LISTED RECORDS —
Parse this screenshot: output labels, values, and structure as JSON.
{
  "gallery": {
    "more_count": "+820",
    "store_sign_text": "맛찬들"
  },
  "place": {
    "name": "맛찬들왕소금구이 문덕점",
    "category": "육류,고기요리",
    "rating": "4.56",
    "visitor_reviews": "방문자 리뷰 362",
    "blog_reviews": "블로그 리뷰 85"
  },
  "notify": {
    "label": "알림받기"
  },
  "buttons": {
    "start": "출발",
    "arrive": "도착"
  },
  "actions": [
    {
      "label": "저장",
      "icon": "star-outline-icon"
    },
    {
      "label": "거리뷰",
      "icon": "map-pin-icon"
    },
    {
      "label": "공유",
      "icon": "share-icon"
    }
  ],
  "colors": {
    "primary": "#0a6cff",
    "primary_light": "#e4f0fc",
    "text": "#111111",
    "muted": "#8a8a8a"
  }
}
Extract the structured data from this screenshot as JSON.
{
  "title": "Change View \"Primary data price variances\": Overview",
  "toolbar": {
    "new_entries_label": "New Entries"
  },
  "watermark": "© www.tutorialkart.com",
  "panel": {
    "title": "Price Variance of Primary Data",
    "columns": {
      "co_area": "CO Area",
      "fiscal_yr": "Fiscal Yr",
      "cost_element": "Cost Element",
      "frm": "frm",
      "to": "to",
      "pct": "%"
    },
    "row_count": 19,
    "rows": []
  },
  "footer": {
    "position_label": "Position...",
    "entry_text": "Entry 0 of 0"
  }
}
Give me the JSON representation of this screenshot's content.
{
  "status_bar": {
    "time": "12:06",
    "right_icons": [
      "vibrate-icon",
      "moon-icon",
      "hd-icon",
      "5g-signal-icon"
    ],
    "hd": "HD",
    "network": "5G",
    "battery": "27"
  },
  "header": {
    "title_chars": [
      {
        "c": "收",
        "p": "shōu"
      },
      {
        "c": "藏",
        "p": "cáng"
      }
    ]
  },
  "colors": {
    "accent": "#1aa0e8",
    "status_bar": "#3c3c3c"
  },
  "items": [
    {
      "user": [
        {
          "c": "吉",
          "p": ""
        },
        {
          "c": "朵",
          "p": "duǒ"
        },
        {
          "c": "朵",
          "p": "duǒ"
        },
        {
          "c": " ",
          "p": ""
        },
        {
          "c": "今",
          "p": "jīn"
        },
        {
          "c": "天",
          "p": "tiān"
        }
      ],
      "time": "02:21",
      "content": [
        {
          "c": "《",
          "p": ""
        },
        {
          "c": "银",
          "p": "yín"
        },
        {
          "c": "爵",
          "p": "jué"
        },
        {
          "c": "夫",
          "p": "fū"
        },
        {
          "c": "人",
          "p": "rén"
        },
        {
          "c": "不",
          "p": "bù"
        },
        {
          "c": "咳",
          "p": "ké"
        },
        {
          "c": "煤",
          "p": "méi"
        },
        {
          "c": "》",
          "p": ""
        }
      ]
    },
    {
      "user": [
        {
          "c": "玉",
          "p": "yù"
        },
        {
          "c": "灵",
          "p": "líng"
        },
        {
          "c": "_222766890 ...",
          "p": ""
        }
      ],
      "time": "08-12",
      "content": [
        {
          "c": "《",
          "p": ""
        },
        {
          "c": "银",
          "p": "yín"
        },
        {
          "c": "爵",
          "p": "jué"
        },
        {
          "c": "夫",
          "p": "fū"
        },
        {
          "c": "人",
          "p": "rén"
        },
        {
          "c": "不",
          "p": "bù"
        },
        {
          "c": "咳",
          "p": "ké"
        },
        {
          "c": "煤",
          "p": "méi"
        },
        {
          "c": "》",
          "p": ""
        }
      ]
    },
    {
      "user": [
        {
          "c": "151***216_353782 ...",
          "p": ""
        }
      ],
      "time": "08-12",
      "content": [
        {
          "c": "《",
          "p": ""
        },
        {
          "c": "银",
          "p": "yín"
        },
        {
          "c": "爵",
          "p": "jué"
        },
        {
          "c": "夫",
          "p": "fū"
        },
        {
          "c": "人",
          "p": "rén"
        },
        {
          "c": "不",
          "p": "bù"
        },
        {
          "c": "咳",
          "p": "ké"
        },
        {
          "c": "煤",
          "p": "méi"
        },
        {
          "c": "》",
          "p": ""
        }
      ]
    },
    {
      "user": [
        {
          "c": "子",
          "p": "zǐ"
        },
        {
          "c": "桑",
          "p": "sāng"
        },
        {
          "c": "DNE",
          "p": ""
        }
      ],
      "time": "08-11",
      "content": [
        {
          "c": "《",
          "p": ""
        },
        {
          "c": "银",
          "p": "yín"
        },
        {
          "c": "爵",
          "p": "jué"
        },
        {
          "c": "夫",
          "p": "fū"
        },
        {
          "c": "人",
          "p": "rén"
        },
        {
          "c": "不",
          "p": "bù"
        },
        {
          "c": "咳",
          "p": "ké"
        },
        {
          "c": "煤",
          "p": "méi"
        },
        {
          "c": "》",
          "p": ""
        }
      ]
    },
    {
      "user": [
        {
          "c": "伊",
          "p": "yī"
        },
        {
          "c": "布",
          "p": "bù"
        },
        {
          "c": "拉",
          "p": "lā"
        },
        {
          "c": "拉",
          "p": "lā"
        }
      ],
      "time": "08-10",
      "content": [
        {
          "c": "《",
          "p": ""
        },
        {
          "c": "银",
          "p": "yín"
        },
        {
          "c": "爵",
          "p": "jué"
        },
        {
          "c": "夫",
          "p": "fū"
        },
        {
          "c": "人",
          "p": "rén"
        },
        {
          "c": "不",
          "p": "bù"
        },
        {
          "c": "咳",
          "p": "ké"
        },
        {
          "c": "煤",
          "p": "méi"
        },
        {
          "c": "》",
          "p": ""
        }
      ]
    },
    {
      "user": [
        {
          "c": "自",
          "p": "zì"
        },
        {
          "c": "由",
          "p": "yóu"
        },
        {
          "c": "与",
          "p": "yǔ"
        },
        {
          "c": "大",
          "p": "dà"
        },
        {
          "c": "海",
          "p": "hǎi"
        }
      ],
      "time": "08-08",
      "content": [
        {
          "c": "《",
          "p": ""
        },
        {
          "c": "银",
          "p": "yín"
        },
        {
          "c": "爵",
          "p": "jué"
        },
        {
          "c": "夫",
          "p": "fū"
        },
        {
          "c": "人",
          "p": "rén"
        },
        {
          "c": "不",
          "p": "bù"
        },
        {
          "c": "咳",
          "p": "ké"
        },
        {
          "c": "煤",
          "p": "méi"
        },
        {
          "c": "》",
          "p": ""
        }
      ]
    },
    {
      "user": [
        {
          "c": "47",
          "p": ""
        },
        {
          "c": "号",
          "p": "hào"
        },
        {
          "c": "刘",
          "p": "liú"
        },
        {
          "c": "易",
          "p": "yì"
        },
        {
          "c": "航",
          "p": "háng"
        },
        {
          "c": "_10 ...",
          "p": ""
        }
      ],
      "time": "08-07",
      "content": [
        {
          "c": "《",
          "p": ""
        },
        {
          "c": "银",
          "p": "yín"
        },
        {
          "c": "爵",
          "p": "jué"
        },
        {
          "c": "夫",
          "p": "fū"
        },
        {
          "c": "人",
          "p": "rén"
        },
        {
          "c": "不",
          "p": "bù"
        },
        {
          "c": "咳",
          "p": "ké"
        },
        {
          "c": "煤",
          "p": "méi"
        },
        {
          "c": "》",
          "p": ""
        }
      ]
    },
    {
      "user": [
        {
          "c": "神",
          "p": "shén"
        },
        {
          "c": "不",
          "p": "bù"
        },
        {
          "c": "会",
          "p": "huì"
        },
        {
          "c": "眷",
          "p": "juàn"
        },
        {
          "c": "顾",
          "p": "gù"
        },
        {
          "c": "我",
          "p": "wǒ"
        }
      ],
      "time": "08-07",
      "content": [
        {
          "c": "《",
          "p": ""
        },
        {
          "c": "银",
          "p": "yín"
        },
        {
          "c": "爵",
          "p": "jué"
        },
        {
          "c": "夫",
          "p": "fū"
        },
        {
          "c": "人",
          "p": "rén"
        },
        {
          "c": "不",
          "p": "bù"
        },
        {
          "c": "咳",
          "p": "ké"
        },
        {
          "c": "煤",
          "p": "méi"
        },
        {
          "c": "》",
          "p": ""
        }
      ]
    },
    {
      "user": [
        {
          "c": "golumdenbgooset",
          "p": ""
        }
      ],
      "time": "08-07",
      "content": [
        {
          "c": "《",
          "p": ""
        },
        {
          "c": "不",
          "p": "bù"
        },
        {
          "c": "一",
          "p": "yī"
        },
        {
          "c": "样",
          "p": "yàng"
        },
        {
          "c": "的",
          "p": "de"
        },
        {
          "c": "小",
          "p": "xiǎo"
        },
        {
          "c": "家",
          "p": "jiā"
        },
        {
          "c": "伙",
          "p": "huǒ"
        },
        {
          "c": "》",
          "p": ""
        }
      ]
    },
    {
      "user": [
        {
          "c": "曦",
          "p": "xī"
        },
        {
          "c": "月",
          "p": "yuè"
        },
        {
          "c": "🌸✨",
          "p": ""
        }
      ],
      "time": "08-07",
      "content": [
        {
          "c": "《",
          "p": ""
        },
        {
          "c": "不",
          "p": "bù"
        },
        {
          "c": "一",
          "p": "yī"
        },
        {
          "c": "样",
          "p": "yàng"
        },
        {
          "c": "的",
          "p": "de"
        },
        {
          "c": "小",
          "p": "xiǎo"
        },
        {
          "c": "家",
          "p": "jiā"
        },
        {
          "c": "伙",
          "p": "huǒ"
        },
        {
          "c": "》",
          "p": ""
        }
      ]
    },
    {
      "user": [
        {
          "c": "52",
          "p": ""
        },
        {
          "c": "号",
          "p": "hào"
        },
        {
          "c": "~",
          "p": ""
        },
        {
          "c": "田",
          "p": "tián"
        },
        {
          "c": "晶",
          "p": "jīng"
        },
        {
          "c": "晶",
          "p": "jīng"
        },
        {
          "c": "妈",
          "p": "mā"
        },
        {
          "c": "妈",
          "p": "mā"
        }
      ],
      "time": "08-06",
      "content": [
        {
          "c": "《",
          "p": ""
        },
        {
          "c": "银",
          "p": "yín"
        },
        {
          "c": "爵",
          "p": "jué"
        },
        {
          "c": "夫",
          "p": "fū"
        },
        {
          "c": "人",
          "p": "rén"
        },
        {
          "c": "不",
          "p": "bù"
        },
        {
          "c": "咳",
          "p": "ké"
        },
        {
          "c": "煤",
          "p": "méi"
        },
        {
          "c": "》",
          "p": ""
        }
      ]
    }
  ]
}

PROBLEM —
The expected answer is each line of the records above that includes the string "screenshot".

ANSWER SPACE —
Parse this screenshot: output labels, values, and structure as JSON.
Extract the structured data from this screenshot as JSON.
Give me the JSON representation of this screenshot's content.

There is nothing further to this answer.